If breast and ovarian cancer are in your family history, you may have a genetic mutation that increases your risk for these forms of cancer. The Scripps Polster Breast Care Center offers educational resources on identifying and managing hereditary breast cancer and ovarian cancer, and assistance in the testing process.
If have experienced any of the following in your health history, you may be interested in learning more about what you can do to lower your risk:
- Diagnosis of breast cancer before age 50
- Multiple cancer diagnoses
- One or more family members with ovarian cancer (any age)
- Two or more family members with breast cancer, diagnosed before age 50
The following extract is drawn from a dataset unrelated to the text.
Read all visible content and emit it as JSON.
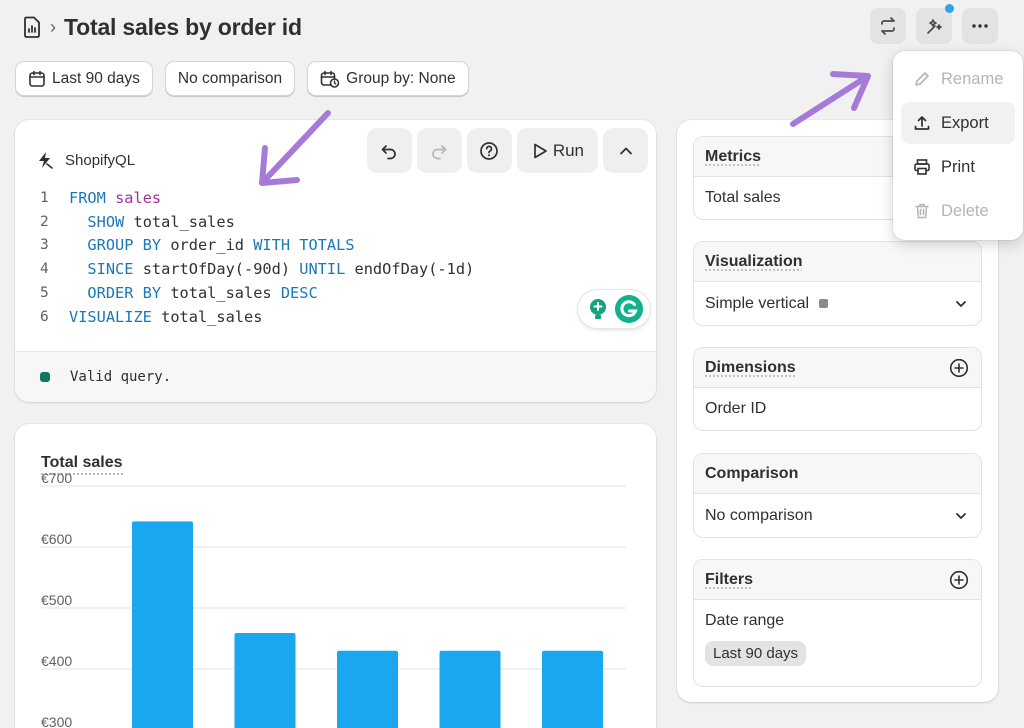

- Male relative diagnosed with breast cancer
- One or more family members with breast cancer diagnosed before age 50 and Ashkenazi Jewish ancestry
- Known BRCA1/BRCA2 mutation in the family
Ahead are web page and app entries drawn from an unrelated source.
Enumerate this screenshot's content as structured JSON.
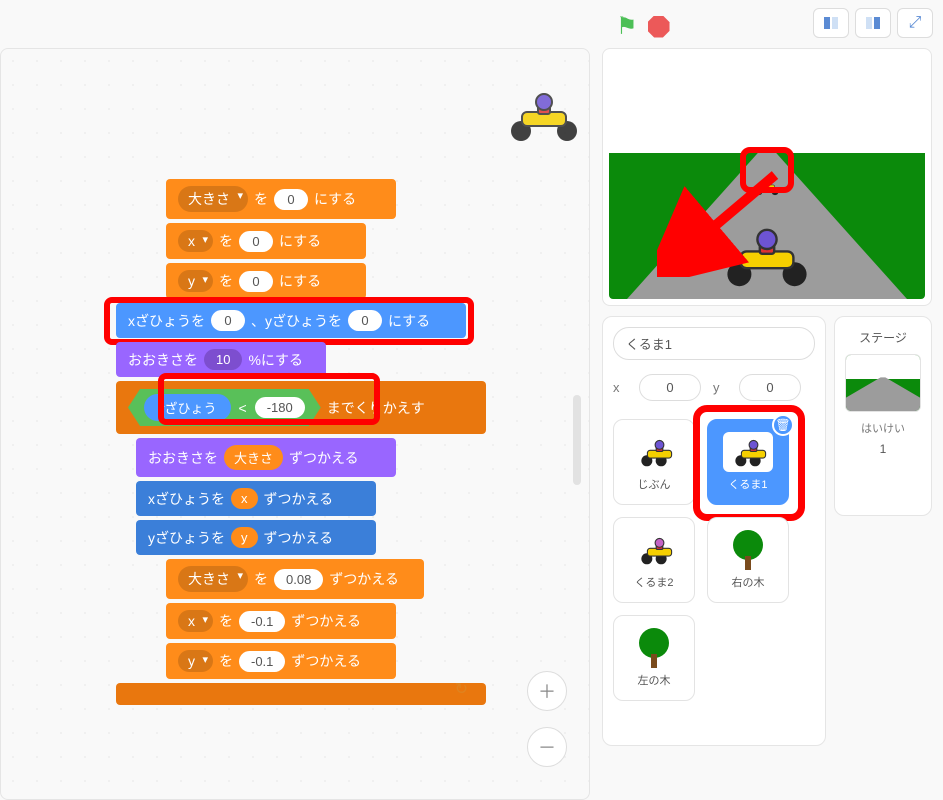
{
  "controls": {},
  "blocks": {
    "setSize": {
      "dropdown": "大きさ",
      "mid": "を",
      "val": "0",
      "after": "にする"
    },
    "setX": {
      "dropdown": "x",
      "mid": "を",
      "val": "0",
      "after": "にする"
    },
    "setY": {
      "dropdown": "y",
      "mid": "を",
      "val": "0",
      "after": "にする"
    },
    "goto": {
      "pre": "xざひょうを",
      "x": "0",
      "mid": "、yざひょうを",
      "y": "0",
      "after": "にする"
    },
    "sizePct": {
      "pre": "おおきさを",
      "val": "10",
      "after": "%にする"
    },
    "repeatUntil": {
      "reporter": "yざひょう",
      "op": "<",
      "val": "-180",
      "after": "までくりかえす"
    },
    "changeLookSize": {
      "pre": "おおきさを",
      "reporter": "大きさ",
      "after": "ずつかえる"
    },
    "changeXby": {
      "pre": "xざひょうを",
      "reporter": "x",
      "after": "ずつかえる"
    },
    "changeYby": {
      "pre": "yざひょうを",
      "reporter": "y",
      "after": "ずつかえる"
    },
    "incSize": {
      "dropdown": "大きさ",
      "mid": "を",
      "val": "0.08",
      "after": "ずつかえる"
    },
    "incX": {
      "dropdown": "x",
      "mid": "を",
      "val": "-0.1",
      "after": "ずつかえる"
    },
    "incY": {
      "dropdown": "y",
      "mid": "を",
      "val": "-0.1",
      "after": "ずつかえる"
    }
  },
  "spritePanel": {
    "name": "くるま1",
    "xLabel": "x",
    "xVal": "0",
    "yLabel": "y",
    "yVal": "0",
    "cards": {
      "jibun": "じぶん",
      "kuruma1": "くるま1",
      "kuruma2": "くるま2",
      "migi": "右の木",
      "hidari": "左の木"
    }
  },
  "stagePanel": {
    "title": "ステージ",
    "sublabel": "はいけい",
    "count": "1"
  }
}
A blood test can determine whether you have a BRCA1 or BRAC2 gene mutation, which are responsible for approximately 5 percent of all breast and ovarian cancers diagnosed. Women with BRCA mutations have:
- Approximately an 87 percent chance of developing breast cancer, and approximately a 44 percent chance of developing ovarian cancer by age 70
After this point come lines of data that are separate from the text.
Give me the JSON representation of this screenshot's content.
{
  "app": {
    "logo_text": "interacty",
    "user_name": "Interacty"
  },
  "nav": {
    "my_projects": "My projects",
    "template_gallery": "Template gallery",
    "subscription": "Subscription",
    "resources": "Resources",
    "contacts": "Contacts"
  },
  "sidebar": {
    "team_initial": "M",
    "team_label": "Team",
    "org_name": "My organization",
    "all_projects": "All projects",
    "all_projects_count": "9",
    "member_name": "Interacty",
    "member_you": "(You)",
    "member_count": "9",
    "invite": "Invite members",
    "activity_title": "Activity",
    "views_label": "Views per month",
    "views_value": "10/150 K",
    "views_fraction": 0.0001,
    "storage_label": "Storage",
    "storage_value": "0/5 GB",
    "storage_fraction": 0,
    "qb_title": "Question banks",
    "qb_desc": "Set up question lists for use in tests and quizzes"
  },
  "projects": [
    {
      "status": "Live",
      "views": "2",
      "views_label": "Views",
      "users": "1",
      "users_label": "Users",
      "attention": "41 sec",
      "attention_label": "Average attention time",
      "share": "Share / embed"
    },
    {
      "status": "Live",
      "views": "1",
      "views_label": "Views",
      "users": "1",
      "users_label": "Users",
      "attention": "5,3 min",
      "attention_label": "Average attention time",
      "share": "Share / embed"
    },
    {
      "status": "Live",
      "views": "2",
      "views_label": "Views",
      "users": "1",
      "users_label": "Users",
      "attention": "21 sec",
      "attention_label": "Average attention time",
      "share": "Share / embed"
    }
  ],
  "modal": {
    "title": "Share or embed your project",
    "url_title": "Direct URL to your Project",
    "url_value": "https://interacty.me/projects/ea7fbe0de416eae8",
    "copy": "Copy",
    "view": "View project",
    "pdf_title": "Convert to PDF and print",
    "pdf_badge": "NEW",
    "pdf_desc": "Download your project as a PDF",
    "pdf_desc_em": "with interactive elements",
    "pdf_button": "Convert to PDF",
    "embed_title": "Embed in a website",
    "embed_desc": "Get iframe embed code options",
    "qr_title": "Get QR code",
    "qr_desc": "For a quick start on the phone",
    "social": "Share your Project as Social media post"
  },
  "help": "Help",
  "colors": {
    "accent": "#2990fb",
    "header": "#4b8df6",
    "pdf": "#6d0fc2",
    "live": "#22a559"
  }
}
- A higher risk of developing secondary cancers
Genetic information can help you and your health care providers manage your health care needs more effectively. Many insurance plans cover a large portion of the cost of this test. It is important to know that the Federal Health Insurance Portability and Accountability Act of 1996 prohibits health insurance discrimination based on genetic information.
Women who carry a mutation in the BRCA gene are encouraged to talk to their physicians or medical providers about ways to reduce their risk.
Recommendations may include:
- Increased surveillance — Monthly breast self-exams and annual clinical breast exams, mammograms, transvaginal ultrasound and CA 125 blood tests.
- Preventive drug therapy — For women who carry the BRCA mutation, Tamoxifen has been shown to reduce the risk of breast cancer and oral contraceptives have been shown to reduce the risk of ovarian cancer.
- Preventive surgery — Prophylactic mastectomy can significantly reduce the risk of breast cancer, and prophylactic oophorectomy (removal of ovaries and fallopian tubes) reduces the risk of ovarian cancer and may reduce the risk of breast cancer in women who carry BRCA mutations.
Knowing your risk and doing everything you can to lower it could make a big difference for you, your family and future medical management choices.